In the past two years alone, Princess Diana’s darkest moments have been dramatized on both the silver and big screens – first by Emma Corrin on TV’s The Crown in late 2020, then on film by Kristen Stewart in 2021’s Spencer, in a performance which earned Stewart an Oscar nomination. But the heartbreaking depth of Diana’s battle with bulimia is far from Hollywood fiction, a reality which the late princess wanted others to know before her death at only 36 years old.
In 1995, when BBC interviewer Martin Bashir asked Diana whether reports that she had struggled with the eating disorder were true, she was quick to open up.
“Yes, I did,” she replied. “I had bulimia for a number of years. And that’s like a secret disease. You inflict it upon yourself because your self-esteem is at a low ebb, and you don’t think you’re worthy or valuable. You fill your stomach up four or five times a day—some do it more—and it gives you a feeling of comfort. It’s like having a pair of arms around you, but it’s temporarily, temporary. Then you’re disgusted at the bloatedness of your stomach, and then you bring it all up again.”
Per a November 2020 feature in Vogue, when Bashir asked Diana if she had told anyone else in the royal family about her disorder, she admitted that she hadn’t.
“You have to know that when you have bulimia you’re very ashamed of yourself and you hate yourself—and people think you’re wasting food—so you don’t discuss it with people,” she explained. “The thing about bulimia is your weight always stays the same, whereas with anorexia you visibly shrink. So you can pretend the whole way through. There’s no proof.”

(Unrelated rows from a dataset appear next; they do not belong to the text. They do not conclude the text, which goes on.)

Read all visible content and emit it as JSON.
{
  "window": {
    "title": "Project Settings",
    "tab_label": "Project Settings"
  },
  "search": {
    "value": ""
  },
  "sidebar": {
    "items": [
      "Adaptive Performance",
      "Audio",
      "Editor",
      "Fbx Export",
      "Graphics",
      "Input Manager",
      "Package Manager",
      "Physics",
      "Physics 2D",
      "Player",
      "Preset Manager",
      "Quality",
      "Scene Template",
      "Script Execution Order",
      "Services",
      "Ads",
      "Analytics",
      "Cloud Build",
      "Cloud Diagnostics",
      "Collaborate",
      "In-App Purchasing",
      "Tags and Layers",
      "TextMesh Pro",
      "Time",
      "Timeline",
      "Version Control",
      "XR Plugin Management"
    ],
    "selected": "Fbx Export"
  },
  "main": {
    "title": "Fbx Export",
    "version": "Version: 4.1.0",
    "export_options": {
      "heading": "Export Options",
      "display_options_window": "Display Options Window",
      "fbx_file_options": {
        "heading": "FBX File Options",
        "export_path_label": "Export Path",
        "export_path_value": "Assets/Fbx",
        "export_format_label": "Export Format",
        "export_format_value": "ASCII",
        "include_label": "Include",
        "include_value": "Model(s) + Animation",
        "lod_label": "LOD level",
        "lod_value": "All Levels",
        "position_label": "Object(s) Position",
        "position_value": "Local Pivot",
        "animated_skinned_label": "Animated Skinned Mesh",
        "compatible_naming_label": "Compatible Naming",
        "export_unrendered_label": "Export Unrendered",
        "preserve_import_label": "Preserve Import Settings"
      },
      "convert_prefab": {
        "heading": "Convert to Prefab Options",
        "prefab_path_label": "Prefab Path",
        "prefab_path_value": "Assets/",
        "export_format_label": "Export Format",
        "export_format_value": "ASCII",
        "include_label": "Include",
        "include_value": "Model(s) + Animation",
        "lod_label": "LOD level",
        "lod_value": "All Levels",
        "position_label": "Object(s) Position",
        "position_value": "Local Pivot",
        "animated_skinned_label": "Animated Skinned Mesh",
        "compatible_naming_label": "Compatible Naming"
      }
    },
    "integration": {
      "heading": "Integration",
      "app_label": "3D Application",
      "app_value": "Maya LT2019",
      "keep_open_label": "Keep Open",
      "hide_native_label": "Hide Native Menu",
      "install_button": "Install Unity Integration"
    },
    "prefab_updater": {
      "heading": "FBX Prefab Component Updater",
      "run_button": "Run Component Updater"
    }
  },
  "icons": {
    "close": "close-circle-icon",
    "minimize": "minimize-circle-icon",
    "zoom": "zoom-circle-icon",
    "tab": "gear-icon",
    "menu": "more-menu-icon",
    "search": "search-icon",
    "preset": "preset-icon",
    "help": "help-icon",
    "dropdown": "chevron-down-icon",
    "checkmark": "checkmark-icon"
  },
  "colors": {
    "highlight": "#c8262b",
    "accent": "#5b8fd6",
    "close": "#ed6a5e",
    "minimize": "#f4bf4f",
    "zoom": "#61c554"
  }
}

At the time, Diana’s confession sparked shock around the world. As explained by Vogue writer Elise Taylor, eating disorders were rarely talked about so openly. The fact that a global superstar had broken that societal barrier “challenged a major societal stigma.”

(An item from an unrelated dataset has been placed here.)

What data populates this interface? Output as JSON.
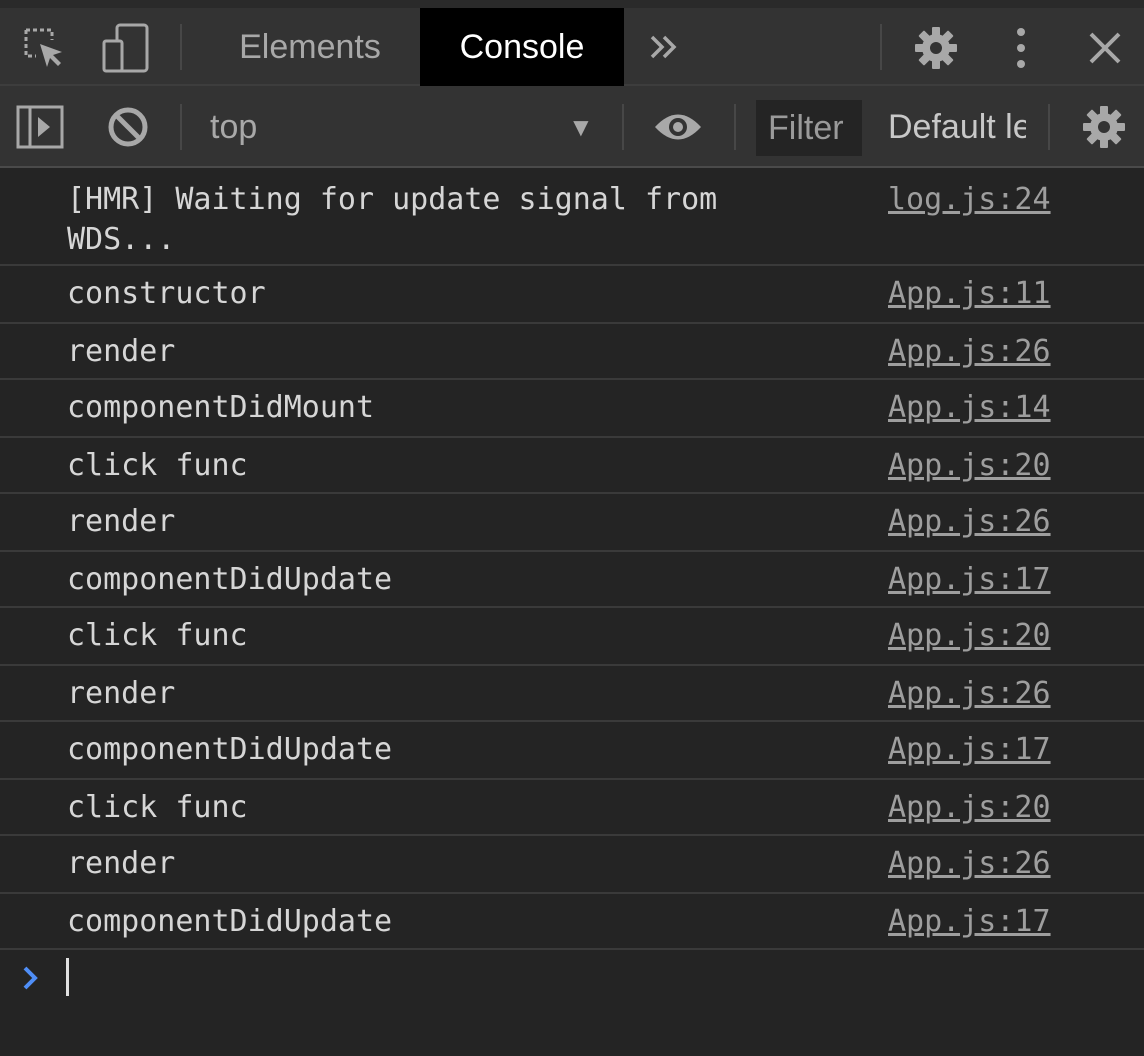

“For Princess Diana to speak openly about these behaviors and thoughts really shows her strength and her dedication to helping others because it is likely that most people would never have even known she was fighting an eating disorder,” Dr. Kendra Becker, clinical psychologist at Massachusetts General Hospital’s Eating Disorder Clinical and Research Program, told Vogue. “Her example not only de-stigmatizes eating disorders themselves but also sets an example for seeking help and addressing the shame around these behaviors, thoughts, and feelings that allow them to persist.”
Actress Emma Corrin, whose portrayal of Diana helped open viewers’ eyes to Diana’s life behind closed doors, explained to the publication the importance of showing the ugly truth of the disease on screen.
“I was very determined that I didn’t want it just to be alluded to—I didn’t want it just to be a flushing of the toilet or her wiping her mouth,” she said. “I wanted you to see her experiencing it because she was so candid about her struggles with the media, which I think was incredibly ahead of her time.”
According to Vogue, Corrin and the show’s producers worked closely with Beat, a U.K. nonprofit dedicated to eating-disorder awareness, on the storyline.
“When it is something that so many people are experiencing,” said Corrin, “it should be properly represented.”